If you're going to go out with a bang that leaves fans mostly satisfied but still wanting more, this is the way to do it. You're not giving them so much material to chew on that they'll be analyzing the album for years to come, but enough that they don't feel slighted that you ended on such an abrupt note. This 40+ minutes of music is just about right because it gives that retrospective look at the career with quality songs, doesn't overstay its welcome, and encourages repeat listens through memorable melodies, excellent production, and great performances. Though it's sad to see a band go when their music has been a steady companion for so long, it's nice to see it happen on the band's terms, and to go out on a high note like this. I would recommend this to all fans of Deliverance, and especially those who like the bulk of the band's catalog.
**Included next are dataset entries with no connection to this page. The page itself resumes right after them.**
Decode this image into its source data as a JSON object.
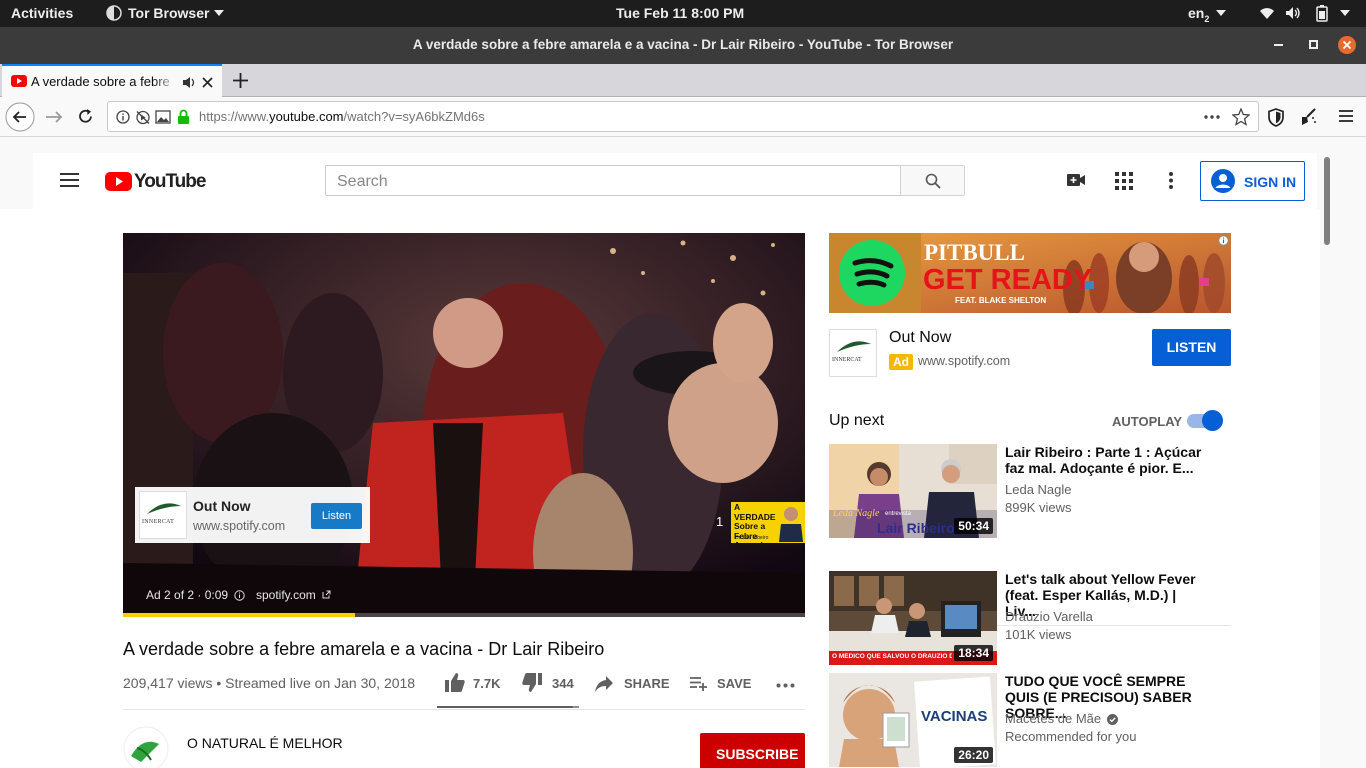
{
  "system_bar": {
    "activities": "Activities",
    "app_menu": "Tor Browser",
    "clock": "Tue Feb 11   8:00 PM",
    "keyboard_layout": "en",
    "keyboard_layout_sub": "2"
  },
  "window": {
    "title": "A verdade sobre a febre amarela e a vacina - Dr Lair Ribeiro - YouTube - Tor Browser"
  },
  "tabs": [
    {
      "label": "A verdade sobre a febre amarela e a vacina - Dr Lair Ribeiro - YouTube",
      "active": true
    }
  ],
  "urlbar": {
    "url_prefix": "https://www.",
    "url_host": "youtube.com",
    "url_path": "/watch?v=syA6bkZMd6s"
  },
  "youtube": {
    "logo_text": "YouTube",
    "search_placeholder": "Search",
    "sign_in": "SIGN IN",
    "player": {
      "ad_card_title": "Out Now",
      "ad_card_url": "www.spotify.com",
      "ad_card_button": "Listen",
      "ad_logo_text": "INNERCAT",
      "ad_status": "Ad 2 of 2 · 0:09",
      "ad_domain": "spotify.com",
      "queue_number": "1",
      "queue_thumb_text": "A VERDADE Sobre a Febre Amarela",
      "queue_thumb_caption": "Dr. Lair Ribeiro",
      "ad_progress": 0.34
    },
    "video": {
      "title": "A verdade sobre a febre amarela e a vacina - Dr Lair Ribeiro",
      "meta": "209,417 views • Streamed live on Jan 30, 2018",
      "likes": "7.7K",
      "dislikes": "344",
      "share": "SHARE",
      "save": "SAVE",
      "like_ratio": 0.96
    },
    "channel": {
      "name": "O NATURAL É MELHOR",
      "subscribe": "SUBSCRIBE"
    },
    "sidebar_ad": {
      "banner_artist": "PITBULL",
      "banner_song": "GET READY",
      "banner_feat": "FEAT. BLAKE SHELTON",
      "title": "Out Now",
      "badge": "Ad",
      "url": "www.spotify.com",
      "button": "LISTEN"
    },
    "up_next": {
      "heading": "Up next",
      "autoplay_label": "AUTOPLAY",
      "autoplay_on": true,
      "videos": [
        {
          "title": "Lair Ribeiro : Parte 1 : Açúcar faz mal. Adoçante é pior. E...",
          "channel": "Leda Nagle",
          "views": "899K views",
          "duration": "50:34",
          "thumb_caption_top": "Leda Nagle",
          "thumb_caption_sub": "entrevista",
          "thumb_caption": "Lair Ribeiro"
        },
        {
          "title": "Let's talk about Yellow Fever (feat. Esper Kallás, M.D.) | Liv...",
          "channel": "Drauzio Varella",
          "views": "101K views",
          "duration": "18:34",
          "thumb_caption": "O MÉDICO QUE SALVOU O DRAUZIO DA FEBRE"
        },
        {
          "title": "TUDO QUE VOCÊ SEMPRE QUIS (E PRECISOU) SABER SOBRE...",
          "channel": "Macetes de Mãe",
          "views": "Recommended for you",
          "duration": "26:20",
          "thumb_caption": "VACINAS",
          "verified": true
        }
      ]
    }
  },
  "colors": {
    "yt_red": "#ff0000",
    "blue": "#065fd4",
    "subscribe_red": "#cc0000",
    "ad_yellow": "#ffcc00",
    "spotify_green": "#1ed760"
  }
}
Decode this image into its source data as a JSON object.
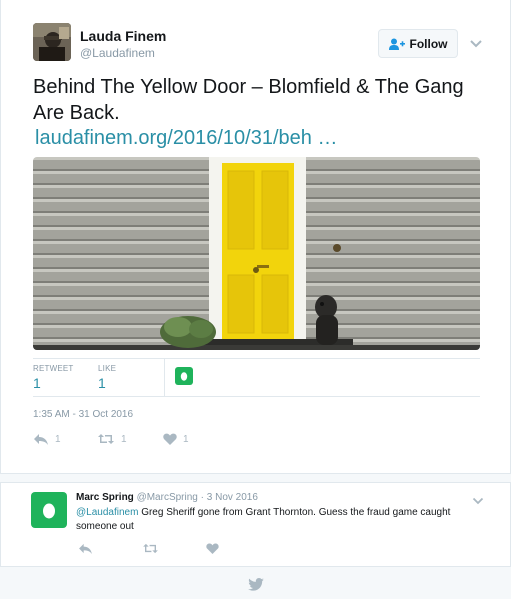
{
  "tweet": {
    "author_name": "Lauda Finem",
    "author_handle": "@Laudafinem",
    "follow_label": "Follow",
    "text": "Behind The Yellow Door – Blomfield & The Gang Are Back.",
    "link_text": "laudafinem.org/2016/10/31/beh …",
    "stats": {
      "retweet_label": "RETWEET",
      "retweet_count": "1",
      "like_label": "LIKE",
      "like_count": "1"
    },
    "timestamp": "1:35 AM - 31 Oct 2016",
    "actions": {
      "reply_count": "1",
      "retweet_count": "1",
      "like_count": "1"
    }
  },
  "reply": {
    "author_name": "Marc Spring",
    "author_handle": "@MarcSpring",
    "separator": "·",
    "date": "3 Nov 2016",
    "mention": "@Laudafinem",
    "text": " Greg Sheriff gone from Grant Thornton. Guess the fraud game caught someone out"
  },
  "colors": {
    "link": "#2a8fa6",
    "muted": "#8899a6",
    "egg_green": "#1fb35b",
    "door_yellow": "#f5d90a",
    "siding": "#9a9a94"
  },
  "icons": {
    "follow": "person-plus-icon",
    "reply": "reply-arrow-icon",
    "retweet": "retweet-icon",
    "like": "heart-icon",
    "more": "chevron-down-icon",
    "footer": "twitter-bird-icon"
  }
}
Anyone else who is open minded where their metal is concerned would do well to look into the album as well.